It’s not news that job seekers typically hate interviewing. While a non-negotiable aspect of recruitment, it’s enough to make most people sick to their stomach. For the most part, people find the entire process nerve-racking but it doesn’t have to be all doom and gloom. We find the best way to tackle your interview head-on is to ensure you are prepared for the most-asked questions. This article is all about getting you prepared and ready to kick some interview backside.
Before attending an interview you should think about your responses to the following potential interview questions. Write them down and practice the way you would communicate and respond to them. Remember, your answers must be specifically related to the job and organisation you are interviewing! Without further ado, here are our tips for the most-asked interview questions.
Looking for employment?
We can help you find a job.
1. Why do you want this job?
This question is really important. You should communicate very clearly to your interviewer why you feel passionate about this specific job opportunity. Stress the positive aspects of your application. Do not mention the negative elements of your current or previous job or the job to which you’re interviewing. Top tip: keep it positive.
2. What qualities do you think will be required for this job?
The job advertisement will definitely help you here. You should find the qualities that may be required to fulfil this role. These may include your leadership ability, supervisory skills, communication skills, interpersonal skills, problem-solving, analytical skills, etc.
3. What can you contribute?
This is your chance to really shine. Tell your interviewer about your achievements to date in your previous or current positions. I like to pre-select at least two professional stories that talk to my high-achieving nature. Ensure these complement the job description at hand.
4. Why do you want to work for this company?
Emphasise the positive reasons contributing to your application. Ask yourself why you want to join their company, culture, industry and brand. Avoid aspects such as more money or shorter hours.
5. What do you know about this company?
This is your chance to impress the interviewer with your knowledge of their company. Make sure you do your research and give your interviewer a rundown of their products/services, sales figures, news, company figures, customers, etc.
6. Why should we employ you?
The answer to this question will be based on your previous experience and achievements related to the company. In the end, you could add that you think there is a good fit between you and the job, and feel free to ask the interviewer if they agree.
7. Why did you choose a job in …?
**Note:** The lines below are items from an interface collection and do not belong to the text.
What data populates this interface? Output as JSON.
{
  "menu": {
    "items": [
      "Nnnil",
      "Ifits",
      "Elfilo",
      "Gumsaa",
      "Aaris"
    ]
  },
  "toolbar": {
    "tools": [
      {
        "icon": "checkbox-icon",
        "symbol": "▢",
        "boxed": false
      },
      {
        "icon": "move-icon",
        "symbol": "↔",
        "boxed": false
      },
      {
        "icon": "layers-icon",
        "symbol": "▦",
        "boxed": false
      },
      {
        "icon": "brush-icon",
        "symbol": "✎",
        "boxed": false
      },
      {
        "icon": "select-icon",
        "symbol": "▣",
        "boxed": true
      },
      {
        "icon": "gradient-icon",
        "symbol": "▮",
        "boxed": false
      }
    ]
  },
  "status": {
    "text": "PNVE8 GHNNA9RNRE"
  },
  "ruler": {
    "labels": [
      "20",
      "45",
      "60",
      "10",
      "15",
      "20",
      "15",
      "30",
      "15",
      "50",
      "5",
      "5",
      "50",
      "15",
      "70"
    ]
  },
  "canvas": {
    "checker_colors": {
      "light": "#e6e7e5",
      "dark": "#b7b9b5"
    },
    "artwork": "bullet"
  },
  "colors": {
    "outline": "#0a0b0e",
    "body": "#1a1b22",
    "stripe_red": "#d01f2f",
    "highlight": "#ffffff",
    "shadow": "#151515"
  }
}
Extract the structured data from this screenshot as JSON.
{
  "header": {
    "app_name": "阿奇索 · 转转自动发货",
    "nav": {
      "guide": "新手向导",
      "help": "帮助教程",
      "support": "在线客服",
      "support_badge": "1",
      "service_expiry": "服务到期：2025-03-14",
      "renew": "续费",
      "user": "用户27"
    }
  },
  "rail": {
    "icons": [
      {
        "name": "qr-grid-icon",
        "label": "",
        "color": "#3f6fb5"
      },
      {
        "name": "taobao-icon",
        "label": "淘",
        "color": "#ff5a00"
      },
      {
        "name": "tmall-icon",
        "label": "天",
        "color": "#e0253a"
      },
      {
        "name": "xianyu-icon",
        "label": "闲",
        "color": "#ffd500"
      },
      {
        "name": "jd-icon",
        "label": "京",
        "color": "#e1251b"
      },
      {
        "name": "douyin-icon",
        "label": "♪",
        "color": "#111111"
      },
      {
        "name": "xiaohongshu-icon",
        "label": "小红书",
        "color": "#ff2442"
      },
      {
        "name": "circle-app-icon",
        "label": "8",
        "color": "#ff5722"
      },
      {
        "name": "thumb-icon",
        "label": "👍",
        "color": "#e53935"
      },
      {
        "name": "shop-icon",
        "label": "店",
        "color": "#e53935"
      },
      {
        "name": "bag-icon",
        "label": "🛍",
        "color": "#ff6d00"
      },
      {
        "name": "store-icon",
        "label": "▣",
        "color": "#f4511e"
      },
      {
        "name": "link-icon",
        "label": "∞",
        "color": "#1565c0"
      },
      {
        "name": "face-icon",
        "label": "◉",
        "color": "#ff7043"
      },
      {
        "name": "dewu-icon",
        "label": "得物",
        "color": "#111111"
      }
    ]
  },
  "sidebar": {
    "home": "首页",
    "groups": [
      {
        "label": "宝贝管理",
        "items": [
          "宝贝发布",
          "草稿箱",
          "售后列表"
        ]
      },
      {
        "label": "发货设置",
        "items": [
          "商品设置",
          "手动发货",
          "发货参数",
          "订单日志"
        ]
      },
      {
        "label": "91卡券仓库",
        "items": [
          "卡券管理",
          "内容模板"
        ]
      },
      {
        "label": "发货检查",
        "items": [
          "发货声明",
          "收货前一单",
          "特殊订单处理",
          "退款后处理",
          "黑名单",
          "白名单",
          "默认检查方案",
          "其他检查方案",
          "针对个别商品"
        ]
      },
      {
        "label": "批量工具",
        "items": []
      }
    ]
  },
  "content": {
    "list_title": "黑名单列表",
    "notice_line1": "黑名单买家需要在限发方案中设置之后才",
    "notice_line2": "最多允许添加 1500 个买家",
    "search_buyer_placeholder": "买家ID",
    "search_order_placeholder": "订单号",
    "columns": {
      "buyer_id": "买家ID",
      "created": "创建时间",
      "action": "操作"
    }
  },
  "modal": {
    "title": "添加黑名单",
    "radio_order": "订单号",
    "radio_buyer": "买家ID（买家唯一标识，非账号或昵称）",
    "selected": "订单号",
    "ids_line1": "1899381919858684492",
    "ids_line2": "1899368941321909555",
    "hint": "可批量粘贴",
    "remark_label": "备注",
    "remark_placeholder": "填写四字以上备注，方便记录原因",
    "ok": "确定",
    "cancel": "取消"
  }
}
Be positive about your reasons. If you have changed careers make a logical argument as to why you did so.
8. Are you considering any other positions at the moment?
If you are, say so, but do not give too many details away – it may weaken your negotiating position later. If you do not have any other job offers at the moment just say that you are interviewing around to determine the best fit.
9. What did you earn in your last job?
You have to be very careful when answering this question because once an interviewer knows your current salary they will try and fix your next remuneration based on this figure. This may be satisfactory if you only wanted a modest rise in salary and your current salary is in line with their salary range, but, what if your current salary is substantially lower than the rate for the job, or if you want a substantial salary rise?
In these cases, you would be best advised to say that you do not really want to prejudice yourself by being too high or too low. Ask if you can discuss this later after the responsibilities for the job have been discussed; you may also want to ask them what the range for the job is (if you do not already know).
10. What level of salary are you looking for now?
You do not want to appear to be greedy or underestimate your value. If you are applying for a specific vacancy you could ask them what the salary range is. Once they have answered you could say, “I think my experience would place me at the top end of your range, don’t you?” If they ask you this question fairly early on in the interview you could delay answering by saying “It is hard to discuss salary without first knowing a little bit more about the job and the responsibilities.”
Finding and keeping a job can be challenging. If you have a disability, injury, or health condition we may be able to help you find and keep a job. Join thousands of job seekers who have been given a new start, new skills and a new job through DSA. We find employment that fits you, not the other way around. Call us today at 1300 372 121 or make an enquiry here.
Subscribe to our blog!
You may also enjoy:
With its nearly 650 million professionals, LinkedIn is a popular place for growing connections and building a network. Whether you are searching for a job after some time away, changing career directions, or nervous about having a sparse work history, LinkedIn is a great resource in your job search. With a well-crafted profile, you’ll be
Strategies for Working When You Aren’t Feeling Your Best _ Angela Wendel has been a nurse for nearly thirty-five years. She works demanding shifts – 12 hours – nearly every minute spent on her feet. Angela also has a chronic illness. Her shame about being “unable to do what she could previously do with ease”